Communication and organization
Stuck living in Microsoft’s email universe? Leave Outlook’s lackluster web version behind and give yourself the pleasure of using the Android app instead. It provides offline access to your email and is noticeably faster than its browser-based brother.
If you rely on Facebook’s Messenger system for any sort of professional communication, using the standalone Android app is infinitely better than keeping the full Facebook website open all day (or picking up your phone every time a new message comes in). It’s Facebook messaging without the rest of Facebook, in essence. What more do you need to know?
Google Calendar’s web interface may feel familiar, but the Android version of the service has the more contemporary and touch-friendly interface — and it works offline, too, something the web version surprisingly still doesn’t do. Especially if you’re accustomed to using Calendar on your phone, you’ll appreciate having the app available on your Chromebook, even if only for occasional use.
Trello lovers, listen up: You’ll absolutely want to have Trello’s Android app on your Chromebook for any touch-oriented organizational work. It’ll make it feel like you’re working on a tablet instead of clumsily trying to claw around a website with your finger — and it’ll let you access your data when you’re offline.
Google’s own Tasks service isn’t the most powerful task manager around, but if you like using it, the Tasks Android app will be a smart addition to your Chromebook setup. It lets you treat Tasks as its own standalone program, for one — as opposed to just being bundled into Gmail, as it typically is on the desktop — and it’s capable of working offline.

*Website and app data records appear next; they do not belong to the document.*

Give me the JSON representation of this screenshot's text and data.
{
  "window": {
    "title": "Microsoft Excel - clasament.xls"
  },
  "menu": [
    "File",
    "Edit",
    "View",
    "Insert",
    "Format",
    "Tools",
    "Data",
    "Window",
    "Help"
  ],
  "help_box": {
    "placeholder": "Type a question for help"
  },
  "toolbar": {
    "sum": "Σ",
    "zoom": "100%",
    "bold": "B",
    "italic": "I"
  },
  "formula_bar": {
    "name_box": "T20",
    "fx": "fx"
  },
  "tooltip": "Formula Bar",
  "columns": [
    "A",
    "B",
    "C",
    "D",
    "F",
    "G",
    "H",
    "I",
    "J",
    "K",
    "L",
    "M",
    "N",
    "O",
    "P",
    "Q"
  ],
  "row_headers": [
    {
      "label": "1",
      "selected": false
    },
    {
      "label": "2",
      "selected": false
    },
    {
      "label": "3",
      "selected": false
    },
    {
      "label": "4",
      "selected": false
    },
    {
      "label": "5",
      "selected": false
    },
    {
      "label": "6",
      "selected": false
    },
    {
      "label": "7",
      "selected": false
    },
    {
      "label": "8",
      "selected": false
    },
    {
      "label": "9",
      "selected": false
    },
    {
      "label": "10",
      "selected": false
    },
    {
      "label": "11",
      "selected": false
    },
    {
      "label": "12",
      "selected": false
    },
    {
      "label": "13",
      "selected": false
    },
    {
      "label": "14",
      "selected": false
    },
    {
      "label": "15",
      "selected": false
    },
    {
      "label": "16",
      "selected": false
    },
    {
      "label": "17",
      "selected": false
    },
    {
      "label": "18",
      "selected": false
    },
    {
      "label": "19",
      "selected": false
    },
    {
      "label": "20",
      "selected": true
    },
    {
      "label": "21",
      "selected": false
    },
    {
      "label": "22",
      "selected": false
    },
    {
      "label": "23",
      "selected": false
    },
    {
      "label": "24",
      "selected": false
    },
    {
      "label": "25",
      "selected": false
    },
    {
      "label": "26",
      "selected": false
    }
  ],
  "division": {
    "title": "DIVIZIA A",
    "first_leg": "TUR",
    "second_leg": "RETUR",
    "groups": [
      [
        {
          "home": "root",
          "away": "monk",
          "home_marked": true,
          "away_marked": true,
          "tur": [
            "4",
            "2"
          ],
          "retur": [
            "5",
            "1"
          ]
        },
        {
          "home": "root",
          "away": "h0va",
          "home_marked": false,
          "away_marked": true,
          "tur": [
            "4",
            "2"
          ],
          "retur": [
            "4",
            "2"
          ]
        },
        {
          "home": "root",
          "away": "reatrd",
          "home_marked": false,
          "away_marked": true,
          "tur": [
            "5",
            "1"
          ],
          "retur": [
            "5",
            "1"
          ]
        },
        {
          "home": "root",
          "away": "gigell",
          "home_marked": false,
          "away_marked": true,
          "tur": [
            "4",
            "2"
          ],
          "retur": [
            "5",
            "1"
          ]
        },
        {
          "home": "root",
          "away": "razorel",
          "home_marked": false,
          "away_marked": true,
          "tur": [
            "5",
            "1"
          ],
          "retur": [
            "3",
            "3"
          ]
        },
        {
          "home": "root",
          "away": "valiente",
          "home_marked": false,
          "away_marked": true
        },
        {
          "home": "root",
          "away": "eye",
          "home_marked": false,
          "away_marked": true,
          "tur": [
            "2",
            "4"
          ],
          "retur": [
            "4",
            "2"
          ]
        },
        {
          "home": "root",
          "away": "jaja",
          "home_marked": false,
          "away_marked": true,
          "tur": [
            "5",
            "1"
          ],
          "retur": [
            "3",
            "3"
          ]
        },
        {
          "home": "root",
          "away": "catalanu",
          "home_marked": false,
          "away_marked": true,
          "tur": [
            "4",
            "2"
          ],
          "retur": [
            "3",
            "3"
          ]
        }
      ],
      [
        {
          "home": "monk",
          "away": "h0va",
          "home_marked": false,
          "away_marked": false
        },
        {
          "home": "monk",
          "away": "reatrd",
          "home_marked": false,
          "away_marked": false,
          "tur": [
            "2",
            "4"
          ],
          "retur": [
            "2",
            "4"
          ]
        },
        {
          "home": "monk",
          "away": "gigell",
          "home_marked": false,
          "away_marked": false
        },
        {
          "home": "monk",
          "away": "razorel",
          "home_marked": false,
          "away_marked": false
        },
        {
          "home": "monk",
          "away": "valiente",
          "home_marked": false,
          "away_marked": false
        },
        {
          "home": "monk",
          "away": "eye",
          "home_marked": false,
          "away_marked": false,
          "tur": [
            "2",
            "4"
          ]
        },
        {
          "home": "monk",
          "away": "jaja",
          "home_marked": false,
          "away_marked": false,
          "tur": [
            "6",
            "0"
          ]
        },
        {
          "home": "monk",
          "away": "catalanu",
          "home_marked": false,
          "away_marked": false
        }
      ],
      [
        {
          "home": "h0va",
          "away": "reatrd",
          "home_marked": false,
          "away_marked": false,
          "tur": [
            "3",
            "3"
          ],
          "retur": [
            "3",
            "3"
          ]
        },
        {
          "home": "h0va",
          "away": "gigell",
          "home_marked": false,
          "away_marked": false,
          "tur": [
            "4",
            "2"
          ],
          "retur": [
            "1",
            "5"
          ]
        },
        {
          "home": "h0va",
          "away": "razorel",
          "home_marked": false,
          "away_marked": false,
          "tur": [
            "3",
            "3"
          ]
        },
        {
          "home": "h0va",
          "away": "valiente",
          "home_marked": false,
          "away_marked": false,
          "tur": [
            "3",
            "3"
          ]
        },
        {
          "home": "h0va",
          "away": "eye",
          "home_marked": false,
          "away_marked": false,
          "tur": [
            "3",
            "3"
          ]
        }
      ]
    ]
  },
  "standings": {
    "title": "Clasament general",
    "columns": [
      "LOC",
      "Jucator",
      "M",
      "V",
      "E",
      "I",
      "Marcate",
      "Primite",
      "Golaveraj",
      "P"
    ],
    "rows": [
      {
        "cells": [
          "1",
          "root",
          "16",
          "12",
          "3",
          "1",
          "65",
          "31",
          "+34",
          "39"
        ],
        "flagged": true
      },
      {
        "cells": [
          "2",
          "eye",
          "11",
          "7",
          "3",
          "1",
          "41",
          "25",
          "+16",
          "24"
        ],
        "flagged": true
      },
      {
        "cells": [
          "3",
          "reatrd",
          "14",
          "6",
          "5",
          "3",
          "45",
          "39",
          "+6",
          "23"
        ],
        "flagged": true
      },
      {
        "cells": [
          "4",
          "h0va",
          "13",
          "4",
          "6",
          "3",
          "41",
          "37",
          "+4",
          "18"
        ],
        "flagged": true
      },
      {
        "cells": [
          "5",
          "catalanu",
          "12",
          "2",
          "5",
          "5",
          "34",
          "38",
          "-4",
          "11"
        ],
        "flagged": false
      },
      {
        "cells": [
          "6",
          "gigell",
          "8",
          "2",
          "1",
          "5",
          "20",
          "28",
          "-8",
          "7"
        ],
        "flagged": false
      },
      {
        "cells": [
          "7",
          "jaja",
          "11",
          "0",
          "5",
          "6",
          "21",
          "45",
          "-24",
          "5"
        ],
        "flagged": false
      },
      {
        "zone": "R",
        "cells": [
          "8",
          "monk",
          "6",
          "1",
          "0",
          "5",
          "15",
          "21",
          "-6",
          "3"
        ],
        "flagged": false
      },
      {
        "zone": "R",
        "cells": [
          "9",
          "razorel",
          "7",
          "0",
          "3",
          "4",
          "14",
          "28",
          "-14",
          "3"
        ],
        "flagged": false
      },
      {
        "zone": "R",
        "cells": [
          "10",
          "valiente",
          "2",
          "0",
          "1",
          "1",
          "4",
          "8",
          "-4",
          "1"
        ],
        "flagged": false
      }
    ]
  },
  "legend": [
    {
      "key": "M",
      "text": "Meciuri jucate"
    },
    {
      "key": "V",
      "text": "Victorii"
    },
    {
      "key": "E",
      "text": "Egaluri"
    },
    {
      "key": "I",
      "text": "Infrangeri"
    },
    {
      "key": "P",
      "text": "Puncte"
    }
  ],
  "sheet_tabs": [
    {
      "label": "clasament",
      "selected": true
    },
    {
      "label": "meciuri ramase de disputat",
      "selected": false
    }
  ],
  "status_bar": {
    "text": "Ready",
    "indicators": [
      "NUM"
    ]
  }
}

General productivity and security
Two-factor authentication is an important way to protect your most important accounts, and Authy’s one of the best options out there for generating and managing 2FA codes. If you want to be able to access codes from your Chromebook in addition to your phone, the Authy Android app is the way to do it.
There’s no shortage of commendable VPN services that’ll run directly within Chrome, but if you’re already paying for Google’s Google One subscription service — which gives you extra storage across all Google services for as little as two bucks a month — you automatically get access to Google’s own VPN for encrypting all of your data transfers. And while Google doesn’t actively promote this fact, you can install the Google One Android app on your Chromebook and activate that feature.
Maps’ web interface is no slouch, but the Android app gives you a slew of time-saving touch gestures as well as useful extras like traffic alert notifications. And — yup, you guessed it — it can work offline as needed.
Maybe you use your Chromebook in conjunction with a Windows or Mac computer. If so, Duet Display is just the tool for you. Install the app on your Chrome OS device and then install the companion program on your other computer, and your Chromebook can turn into a wireless second display for your Mac or PC. Hey, no need to choose — you can have the best of both worlds!
Firefox or Opera
Speaking of having the best of both worlds, if you like the Chrome OS environment but sometimes find yourself needing to see the universe through an alternate lens, remember that you can install secondary browsers by snagging their Android versions. (If the full desktop-level browsing experience is what you’re after, then the Linux versions are what you’ll need.)